WORK REQUIRED: Check each line of the records below and collect those that include the word "default".

*** Opening AVAILABLE DATA ***

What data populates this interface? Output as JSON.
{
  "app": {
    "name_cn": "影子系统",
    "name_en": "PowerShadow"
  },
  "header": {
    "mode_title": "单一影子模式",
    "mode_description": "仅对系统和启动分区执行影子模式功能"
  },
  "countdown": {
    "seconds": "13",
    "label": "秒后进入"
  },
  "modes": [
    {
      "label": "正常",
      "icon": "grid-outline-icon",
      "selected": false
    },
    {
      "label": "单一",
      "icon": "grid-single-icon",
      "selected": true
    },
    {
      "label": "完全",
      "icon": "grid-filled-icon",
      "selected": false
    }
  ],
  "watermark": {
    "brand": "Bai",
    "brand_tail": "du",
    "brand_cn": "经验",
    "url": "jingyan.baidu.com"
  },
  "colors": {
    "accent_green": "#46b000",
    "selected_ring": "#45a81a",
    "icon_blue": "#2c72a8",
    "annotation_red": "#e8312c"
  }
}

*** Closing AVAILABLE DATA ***
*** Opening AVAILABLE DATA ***

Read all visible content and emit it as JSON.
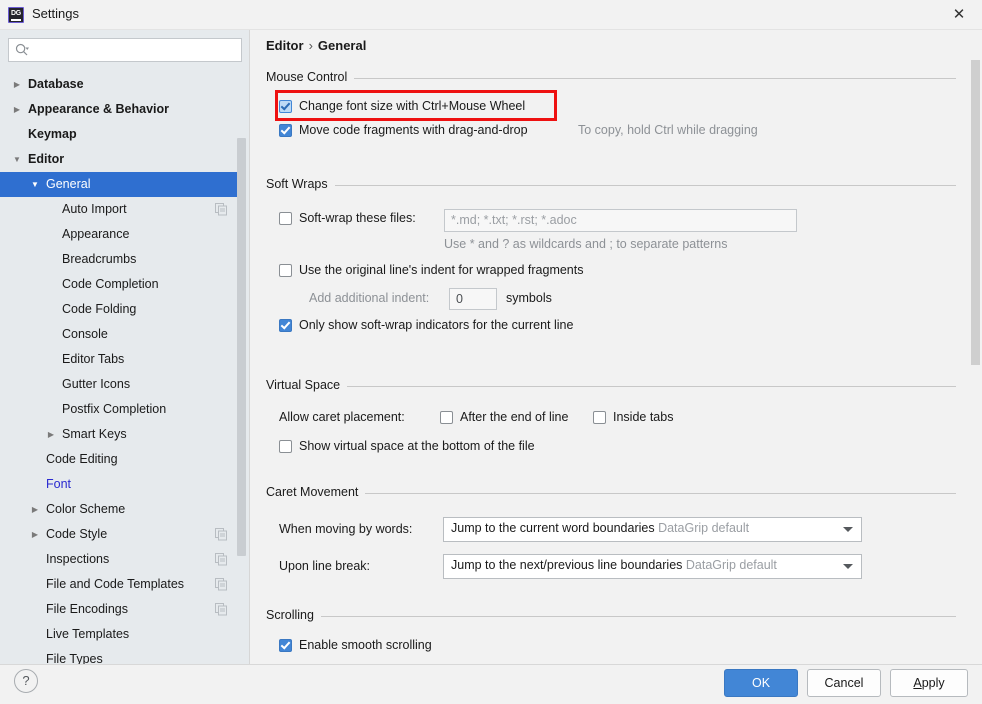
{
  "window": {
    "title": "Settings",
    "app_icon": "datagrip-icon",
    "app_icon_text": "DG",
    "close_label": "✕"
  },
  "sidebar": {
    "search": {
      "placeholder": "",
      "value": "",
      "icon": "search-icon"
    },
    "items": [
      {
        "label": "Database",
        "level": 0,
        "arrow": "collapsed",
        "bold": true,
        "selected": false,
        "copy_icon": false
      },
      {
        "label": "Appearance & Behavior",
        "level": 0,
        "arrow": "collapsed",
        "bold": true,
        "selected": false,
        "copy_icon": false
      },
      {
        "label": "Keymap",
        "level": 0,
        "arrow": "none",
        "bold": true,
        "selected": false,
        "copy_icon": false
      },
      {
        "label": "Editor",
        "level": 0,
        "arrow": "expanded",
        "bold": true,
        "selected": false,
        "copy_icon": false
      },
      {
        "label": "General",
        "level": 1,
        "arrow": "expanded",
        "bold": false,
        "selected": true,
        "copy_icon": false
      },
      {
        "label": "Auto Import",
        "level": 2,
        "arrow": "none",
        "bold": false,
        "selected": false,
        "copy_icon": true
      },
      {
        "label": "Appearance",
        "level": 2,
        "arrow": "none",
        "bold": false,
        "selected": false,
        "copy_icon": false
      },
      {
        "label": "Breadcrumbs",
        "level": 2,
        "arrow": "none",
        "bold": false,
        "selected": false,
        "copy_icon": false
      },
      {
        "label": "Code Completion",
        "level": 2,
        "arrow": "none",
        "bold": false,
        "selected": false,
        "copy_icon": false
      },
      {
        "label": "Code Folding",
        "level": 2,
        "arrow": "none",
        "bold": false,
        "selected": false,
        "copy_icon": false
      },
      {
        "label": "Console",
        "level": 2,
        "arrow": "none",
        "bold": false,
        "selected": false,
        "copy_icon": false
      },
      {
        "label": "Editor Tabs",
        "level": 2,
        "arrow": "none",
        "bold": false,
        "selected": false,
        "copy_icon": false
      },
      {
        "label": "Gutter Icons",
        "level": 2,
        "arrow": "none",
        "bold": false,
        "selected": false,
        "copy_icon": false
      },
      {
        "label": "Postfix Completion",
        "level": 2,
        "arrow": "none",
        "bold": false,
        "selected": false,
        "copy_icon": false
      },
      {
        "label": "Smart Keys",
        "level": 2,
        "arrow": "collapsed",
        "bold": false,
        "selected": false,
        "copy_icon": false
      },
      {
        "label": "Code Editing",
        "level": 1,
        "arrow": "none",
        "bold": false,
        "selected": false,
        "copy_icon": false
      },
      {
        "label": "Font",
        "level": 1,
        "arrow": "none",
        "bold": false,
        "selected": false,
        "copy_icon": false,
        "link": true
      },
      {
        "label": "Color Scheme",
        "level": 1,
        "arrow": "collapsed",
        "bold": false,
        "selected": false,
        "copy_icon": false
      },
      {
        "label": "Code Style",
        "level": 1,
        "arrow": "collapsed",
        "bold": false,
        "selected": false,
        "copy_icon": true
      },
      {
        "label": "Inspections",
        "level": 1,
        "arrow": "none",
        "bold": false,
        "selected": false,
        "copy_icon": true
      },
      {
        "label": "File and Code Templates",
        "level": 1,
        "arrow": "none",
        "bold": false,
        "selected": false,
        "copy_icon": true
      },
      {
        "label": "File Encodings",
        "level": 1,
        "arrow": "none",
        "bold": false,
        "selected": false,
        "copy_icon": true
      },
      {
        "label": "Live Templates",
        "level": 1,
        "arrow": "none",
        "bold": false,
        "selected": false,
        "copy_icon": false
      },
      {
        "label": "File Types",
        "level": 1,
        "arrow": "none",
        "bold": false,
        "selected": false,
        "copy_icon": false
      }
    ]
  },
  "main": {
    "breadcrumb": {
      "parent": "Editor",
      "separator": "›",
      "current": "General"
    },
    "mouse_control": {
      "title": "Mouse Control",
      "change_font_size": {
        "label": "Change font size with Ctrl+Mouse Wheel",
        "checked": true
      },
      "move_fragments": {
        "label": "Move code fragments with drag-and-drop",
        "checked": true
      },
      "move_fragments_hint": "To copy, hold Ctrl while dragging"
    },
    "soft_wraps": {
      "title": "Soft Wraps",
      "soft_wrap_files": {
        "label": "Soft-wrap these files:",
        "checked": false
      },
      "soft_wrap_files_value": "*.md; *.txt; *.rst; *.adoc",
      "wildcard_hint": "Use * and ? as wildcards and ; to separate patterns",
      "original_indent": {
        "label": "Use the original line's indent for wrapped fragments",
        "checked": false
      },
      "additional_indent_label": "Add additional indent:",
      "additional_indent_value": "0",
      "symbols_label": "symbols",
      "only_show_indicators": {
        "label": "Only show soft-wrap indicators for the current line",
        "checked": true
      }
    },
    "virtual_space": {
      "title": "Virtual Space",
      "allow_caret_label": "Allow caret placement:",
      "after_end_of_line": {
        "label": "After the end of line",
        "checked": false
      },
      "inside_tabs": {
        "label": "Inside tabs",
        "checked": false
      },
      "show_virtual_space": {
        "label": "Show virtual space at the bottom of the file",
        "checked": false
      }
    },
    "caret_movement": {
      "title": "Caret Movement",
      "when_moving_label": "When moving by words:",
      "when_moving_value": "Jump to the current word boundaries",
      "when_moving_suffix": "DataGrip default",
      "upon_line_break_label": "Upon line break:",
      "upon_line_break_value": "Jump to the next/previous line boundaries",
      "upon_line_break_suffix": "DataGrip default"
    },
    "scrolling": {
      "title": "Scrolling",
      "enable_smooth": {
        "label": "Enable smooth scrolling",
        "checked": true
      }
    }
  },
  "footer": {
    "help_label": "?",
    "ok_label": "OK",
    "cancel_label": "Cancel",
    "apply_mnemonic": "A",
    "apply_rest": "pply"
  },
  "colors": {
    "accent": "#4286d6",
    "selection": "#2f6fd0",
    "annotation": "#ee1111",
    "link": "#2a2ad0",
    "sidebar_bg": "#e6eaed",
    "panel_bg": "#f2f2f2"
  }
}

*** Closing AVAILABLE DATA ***

ANSWER FOR THIS EXERCISE:
      "when_moving_suffix": "DataGrip default",
      "upon_line_break_suffix": "DataGrip default"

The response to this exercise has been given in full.